Metro has received eight applications for the vacant Council spot left open by the resignation of Robert Liberty last month. As our regional government that plays a fundamental role in transportation investments and land-use policy, the process for deciding who gets the spot is worth our attention.
Here are the eight applicants (taken from Metro press release):
- Martha Dibblee, a retired health physicist and consultant who has served on the Energy Facility Siting Council and the board of the Climate Trust.
- Kenneth Heggem, a sales representative with Columbia Northwest Heating and board member of the Woodstock Neighborhood Association.
- Jonathan Levine, a former project manager with the University of Western States.
- Walt Nichols, a bookkeeper with Watson Plumbing Co. and chair of the Mt. Scott-Arleta Neighborhood Association.

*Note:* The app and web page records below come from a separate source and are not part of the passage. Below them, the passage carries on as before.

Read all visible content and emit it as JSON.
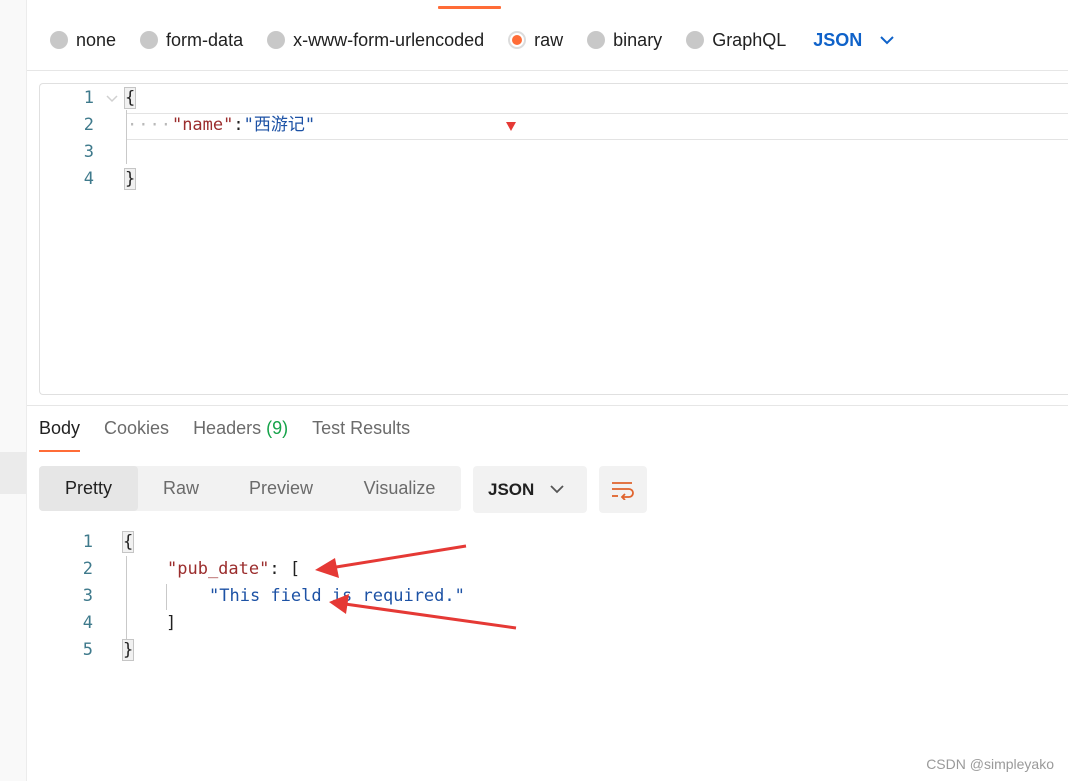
{
  "body_modes": [
    {
      "label": "none",
      "selected": false
    },
    {
      "label": "form-data",
      "selected": false
    },
    {
      "label": "x-www-form-urlencoded",
      "selected": false
    },
    {
      "label": "raw",
      "selected": true
    },
    {
      "label": "binary",
      "selected": false
    },
    {
      "label": "GraphQL",
      "selected": false
    }
  ],
  "body_language": "JSON",
  "request_editor": {
    "line_numbers": [
      "1",
      "2",
      "3",
      "4"
    ],
    "open_brace": "{",
    "close_brace": "}",
    "indent_dots": "····",
    "key": "\"name\"",
    "colon": ":",
    "value": "\"西游记\""
  },
  "response_tabs": [
    {
      "label": "Body",
      "active": true
    },
    {
      "label": "Cookies",
      "active": false
    },
    {
      "label": "Headers",
      "count": "(9)",
      "active": false
    },
    {
      "label": "Test Results",
      "active": false
    }
  ],
  "view_modes": [
    {
      "label": "Pretty",
      "active": true
    },
    {
      "label": "Raw",
      "active": false
    },
    {
      "label": "Preview",
      "active": false
    },
    {
      "label": "Visualize",
      "active": false
    }
  ],
  "response_language": "JSON",
  "response_viewer": {
    "line_numbers": [
      "1",
      "2",
      "3",
      "4",
      "5"
    ],
    "open_brace": "{",
    "key": "\"pub_date\"",
    "colon_bracket": ": [",
    "message": "\"This field is required.\"",
    "close_bracket": "]",
    "close_brace": "}"
  },
  "icons": {
    "dropdown": "chevron-down-icon",
    "wrap": "wrap-lines-icon"
  },
  "colors": {
    "accent": "#ff6c37",
    "link_blue": "#0f62c9",
    "count_green": "#16a34a",
    "annotation_red": "#e53935"
  },
  "watermark": "CSDN @simpleyako"
}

Nichols was an unsuccessful candidate for Portland City Council in 2010.
- Alesia Reese, a clerk with the U.S. Postal Service and member of the Parkrose School District board. She is also chair of the Woodland Park Neighborhood Association and the East Portland Parks Coalition.
- Barbara Roberts, former Oregon Governor.
- Bob Shiprack, a labor relations consultant for Pac/West Communications and a former executive secretary of the Oregon State Building Trades Council. He served six terms in the Oregon House of Representatives from 1983 to 1995.
- Bob Stacey, a consultant and former executive director of 1000 Friends of Oregon. He also served as chief of staff to Congressman Earl Blumenauer and as executive director of policy and planning for TriMet. Stacey was an unsuccessful candidate for Metro Council President in 2010.
It’s a very interesting list with a diverse range of candidates. The two I’m most familiar with are Bob Stacey and Kenneth Heggem. I interviewed Stacey during his run for Metro President, which he very narrowly lost. He’s also a former leader of non-profit land-use policy group 1000 Friends of Oregon. I met Heggem at a Bicycle Master Plan Open House back in May 2009.
Here’s how the process will play out to make the selection…
Existing members of Metro Council will interview all applicants at a public meeting on Wednesday, February 16th at David Douglas High School (15000 SE 130th). Public testimony is welcome. After that testimony, Metro will decide whether to appoint a new councilor or to invite a group of finalists to appear in a public debate (to happen on February 22nd). If the debate option is chosen, Metro will vote on the appointment at its regular meeting on February 24th.
You can learn more about the appointment process on Metro’s website.